I wonder if God said to all of Heaven then, “Watch this!”?
“This happened on August 11, and you will notice that we have met our obligation.”
“I see,” she said quietly. I could hear the unspoken questions in her voice.
“Let me tell you what happened,” I said. “God’s people came through. Our church held a fundraiser; people loaned us money; people gave us money; and we have met these payments because God moved His people, and they came through. This is who the church is. This is what the church does.”
She didn’t have a lot to say.
Stand still, oh Marion, and see His glory!
When God parts the waters of our Red Sea, moving the water back thousands of feet so the people can walk through on dry ground, there is no doubt that it is His power at work. And, when He sends a wind that blows all night moving that water back; then holds those walls of water back and the water stands up high while 600,000 men plus women, children, cattle, herds, mixed nationalities and sheep cross over to the other side, there is no doubt Whose power it is.
When God moves in the hearts of His people to give so generously, there is no doubt that He did the moving and the shaking.
We never want to forget.
So we asked God, “What can we do to give back to You? What altars are you asking us to build so that we will always remember?”
We’ve found some ways to give back.
We’re more cognizant of tragedies and fundraisers in our community – and we participate more. Dave has been known to stop in at our hospital or a home after an accident or illness of friends or acquaintances. He shares his story of God’s faithfulness, gives monetarily, and then he asks the recipient to just “pass it on.”
We’ve experienced and seen His glory. And we never, ever, ever want to forget.
So this August 11, 2020, we remember. It has been sixteen years.
Please, God, help us. Let us never forget.
To hear the song Hush, Don’t You Worry, Don’t Cry, by Acapella, click on this link.
Credit for the photo used in the Pinterest pin belongs to Shawn Bailey. Used by permission.

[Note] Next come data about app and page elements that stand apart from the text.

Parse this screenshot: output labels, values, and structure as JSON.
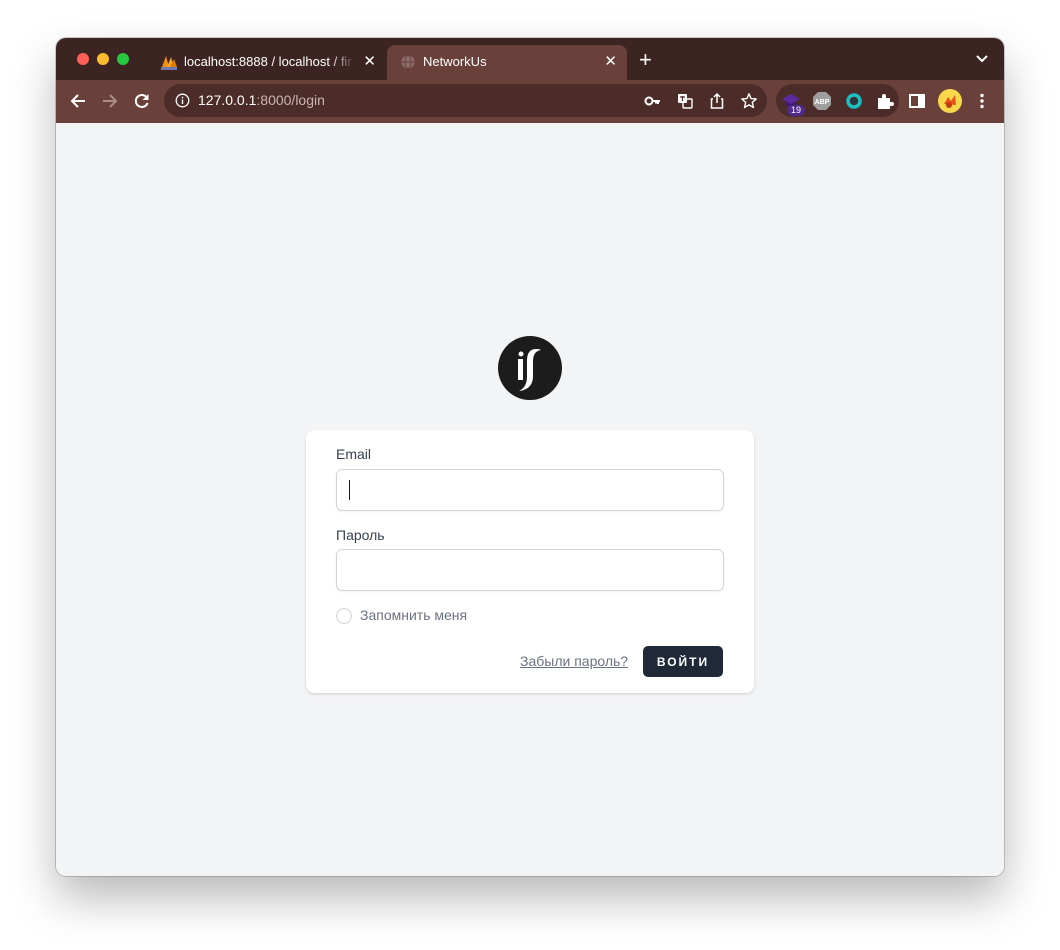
{
  "browser": {
    "tabs": [
      {
        "title": "localhost:8888 / localhost / fir",
        "active": false,
        "favicon": "phpmyadmin-icon"
      },
      {
        "title": "NetworkUs",
        "active": true,
        "favicon": "globe-icon"
      }
    ],
    "tab_close_glyph": "✕",
    "new_tab_glyph": "+",
    "url_host": "127.0.0.1",
    "url_rest": ":8000/login",
    "extension_badge": "19",
    "colors": {
      "tabstrip": "#3b2422",
      "toolbar": "#6a403b",
      "omnibox": "#4c2c28"
    }
  },
  "login": {
    "email_label": "Email",
    "email_value": "",
    "password_label": "Пароль",
    "password_value": "",
    "remember_label": "Запомнить меня",
    "remember_checked": false,
    "forgot_label": "Забыли пароль?",
    "submit_label": "ВОЙТИ",
    "colors": {
      "button": "#1f2937",
      "page_bg": "#f3f4f6",
      "card_bg": "#ffffff"
    }
  }
}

Source for the photos of the Children of Israel goes to: http://www.bible.ca/archeology/bible-archeology-exodus-route-goshen-red-sea.htm